Anindya Banerjee Currency Derivatives Researcher, Kotak Securities
Indian Rupee witnessed one of the most volatile moves during the first quarter of 2016 or final quarter of FY16. Rupee moved between 4-6% against major currencies if one considers December 31st close and first quarter highs and lows. Volatility was exceptionally high across asset classes and currencies as central banks intervened to backstop bleeding risk appetite. It was first Bank of Japan who announced negative interest rates, followed by the European Central Banks who not only reduced deposit rates further into negative territory but also greatly expanded its asset purchase program. US Federal Reserve was not to be left behind as they followed up with very dovish rhetoric which pushed the interest rate hike expectation to mid of next year.
Interestingly all these happened either going into the G-20 meeting in February in China or after that. As if an unofficial truce was declared between major central banks engaged in the currency and the agreement was on the need to move away from the game of competitive policies towards co-ordinated policy framework. Back home, sentiment took a 180 degree reversal post Budget. Any seasoned observer of the market will find the behavior of investor high unstable and dangerous. Going into the Union Budget, investors were gripped in irrational fear; as a result Indian assets were diverging negatively from the world markets. Having priced the Armageddon, post Budget, there was only one way to go, and that was up for the Indian Rupee and the Indian financial asset prices. Foreign investors who had suddenly caught flu towards Indian markets in January and February, was falling over each other to scoop up the same asset at higher prices. We understand that is how sentiments shift but what is shocking is the magnitude of the shift in sentiment over just 90 days. Sentiment moved from neutral to abject fear from December of last year to February of this year and then back to euphoria in just 31 days of March. Forget fundamental, even technical structures do not change in such a short span of time. It is clear case of massive herding in investment, which is alarming.
We have to zoom out of the daily noise of markets to be able to see the big picture. The question we need to ask is why financial markets are getting stressed to often now. They are being saved every time by constant attempt my central banks and policy makers to dominate the narrative. It is a narrative driven financial markets, where there is lack of faith over fundamental drivers and greater addictions towards a fresh narrative from the policy makers. Post 2008, how much of the discussion veers around what central banks can do and will do, rather than anything else. Such a talk has become the top agenda for discussion for retail investors as well as for every kind of institutional investor. Something has definitely gone wrong, when investment has come to punting on central banks. We do not think central bankers too would have imagined it would come to this moment. Policy makers have become like the daredevil stuntman of a circus, where unless he or she ensures more extreme, insane and perilous acts every other time, the audience, in this case asset managers, will become disappointed and desert the risk assets in a herd like fashion.

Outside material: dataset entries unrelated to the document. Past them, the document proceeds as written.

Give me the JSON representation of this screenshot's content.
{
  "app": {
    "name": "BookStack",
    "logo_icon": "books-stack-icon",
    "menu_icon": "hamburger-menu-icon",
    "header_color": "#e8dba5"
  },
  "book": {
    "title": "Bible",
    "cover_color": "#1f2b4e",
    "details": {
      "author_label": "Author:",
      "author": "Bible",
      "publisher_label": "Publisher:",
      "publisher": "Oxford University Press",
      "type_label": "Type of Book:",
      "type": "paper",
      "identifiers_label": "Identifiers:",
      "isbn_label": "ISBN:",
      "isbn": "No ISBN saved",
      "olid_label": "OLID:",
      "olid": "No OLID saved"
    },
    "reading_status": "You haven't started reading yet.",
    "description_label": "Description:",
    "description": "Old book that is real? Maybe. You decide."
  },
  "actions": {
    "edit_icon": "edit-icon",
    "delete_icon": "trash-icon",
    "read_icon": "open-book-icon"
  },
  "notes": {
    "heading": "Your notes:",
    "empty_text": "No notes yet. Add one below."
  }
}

Stage one saw the debt crises causing debt levels to level off and then slowly roll over. Peak in private debt meant, consumers started to reduce their levels of consumption. It was followed by stage two, which was about the adverse impact on income flows, caused by falling current account balances. Consumers reduced their consumption, which meant lower current account deficits in the consuming nations. Someone’s consumption is someone else’s income, so producer nations saw their current account surpluses contract. In stage two something interesting happened, central banks having studied the previous similar cycle which played out during the 1930s, jumped into the ring to protect the financial institutions and prop up asset prices.

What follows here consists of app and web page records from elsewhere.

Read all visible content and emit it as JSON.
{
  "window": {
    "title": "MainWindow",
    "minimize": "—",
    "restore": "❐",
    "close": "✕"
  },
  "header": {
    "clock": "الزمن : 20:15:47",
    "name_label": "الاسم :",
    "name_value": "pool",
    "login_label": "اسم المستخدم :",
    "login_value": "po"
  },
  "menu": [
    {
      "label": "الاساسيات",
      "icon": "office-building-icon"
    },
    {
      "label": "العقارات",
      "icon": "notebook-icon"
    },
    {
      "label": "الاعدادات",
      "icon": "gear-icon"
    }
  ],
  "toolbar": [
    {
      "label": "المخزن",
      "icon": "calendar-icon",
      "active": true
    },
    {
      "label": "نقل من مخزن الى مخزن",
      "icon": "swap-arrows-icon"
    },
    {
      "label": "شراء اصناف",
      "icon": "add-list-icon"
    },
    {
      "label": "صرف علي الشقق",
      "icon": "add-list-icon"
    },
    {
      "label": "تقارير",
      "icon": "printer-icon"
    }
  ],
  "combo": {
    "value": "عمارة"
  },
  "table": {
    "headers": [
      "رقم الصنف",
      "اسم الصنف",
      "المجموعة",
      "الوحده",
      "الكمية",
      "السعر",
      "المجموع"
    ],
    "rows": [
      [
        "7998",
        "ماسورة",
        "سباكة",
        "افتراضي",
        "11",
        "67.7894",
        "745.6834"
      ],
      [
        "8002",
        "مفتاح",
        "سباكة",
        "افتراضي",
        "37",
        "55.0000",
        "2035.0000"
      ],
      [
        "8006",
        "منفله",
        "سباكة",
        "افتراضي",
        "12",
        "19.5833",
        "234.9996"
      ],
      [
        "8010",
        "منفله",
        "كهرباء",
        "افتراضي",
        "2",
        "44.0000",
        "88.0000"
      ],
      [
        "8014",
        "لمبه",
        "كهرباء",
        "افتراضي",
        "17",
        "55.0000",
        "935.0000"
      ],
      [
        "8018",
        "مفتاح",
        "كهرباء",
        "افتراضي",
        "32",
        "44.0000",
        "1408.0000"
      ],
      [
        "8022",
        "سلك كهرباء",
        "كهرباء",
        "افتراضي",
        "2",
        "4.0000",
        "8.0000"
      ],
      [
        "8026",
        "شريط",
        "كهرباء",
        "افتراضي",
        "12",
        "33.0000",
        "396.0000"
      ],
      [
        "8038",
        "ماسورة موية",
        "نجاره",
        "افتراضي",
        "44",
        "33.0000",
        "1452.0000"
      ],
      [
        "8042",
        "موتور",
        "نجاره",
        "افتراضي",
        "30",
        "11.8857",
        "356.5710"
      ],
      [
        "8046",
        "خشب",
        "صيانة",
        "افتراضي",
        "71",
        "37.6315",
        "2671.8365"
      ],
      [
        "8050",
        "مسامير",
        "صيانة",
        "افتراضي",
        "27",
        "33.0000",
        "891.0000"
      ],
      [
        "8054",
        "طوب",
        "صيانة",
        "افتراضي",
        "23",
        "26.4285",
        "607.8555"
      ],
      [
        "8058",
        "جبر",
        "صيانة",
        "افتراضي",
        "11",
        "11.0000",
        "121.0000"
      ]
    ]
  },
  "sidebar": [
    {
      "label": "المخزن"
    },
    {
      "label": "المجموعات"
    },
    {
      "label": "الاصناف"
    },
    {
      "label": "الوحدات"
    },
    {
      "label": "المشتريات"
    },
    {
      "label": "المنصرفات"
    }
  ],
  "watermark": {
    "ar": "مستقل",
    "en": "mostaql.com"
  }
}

Investors need to account for the narrative driven market structure in into their wealth management plan. As managers of financial risk:- 1) foreign exchange 2) interest rates we need to factor the implications of the new era. We will have to embrace the fact that we will sudden burst of massive volatilities in rates and fx and also emergence of some strange cross asset and cross currency correlation. It is no longer the simple world, where a rising dollar meant short risk and falling dollar meant long risk.
Managing that risk in Indian Rupee would mean that we can expect central bank to play a key role in ensuring Rupee remains within a wide range against the US Dollar. RBI has already made it quite clear that it will pursue purchase of domestic bonds and also foreign currencies to shore up Rupee liquidity. It is a strong signal that Rupee may not be allowed to trend too much against the US Dollar. Hence, we see a range of 66.00 to 68.00 over the April-June quarter and 66.20 to 67.20 over the next few weeks. However, Rupee may continue to trade weak against non-dollar currencies like Japanese Yen and Euro but remain firm against British Pound. Indian long tenor bonds are expected to remain firm as 10 year yields are expected to remain between 7.30 to 7.60 over the medium term.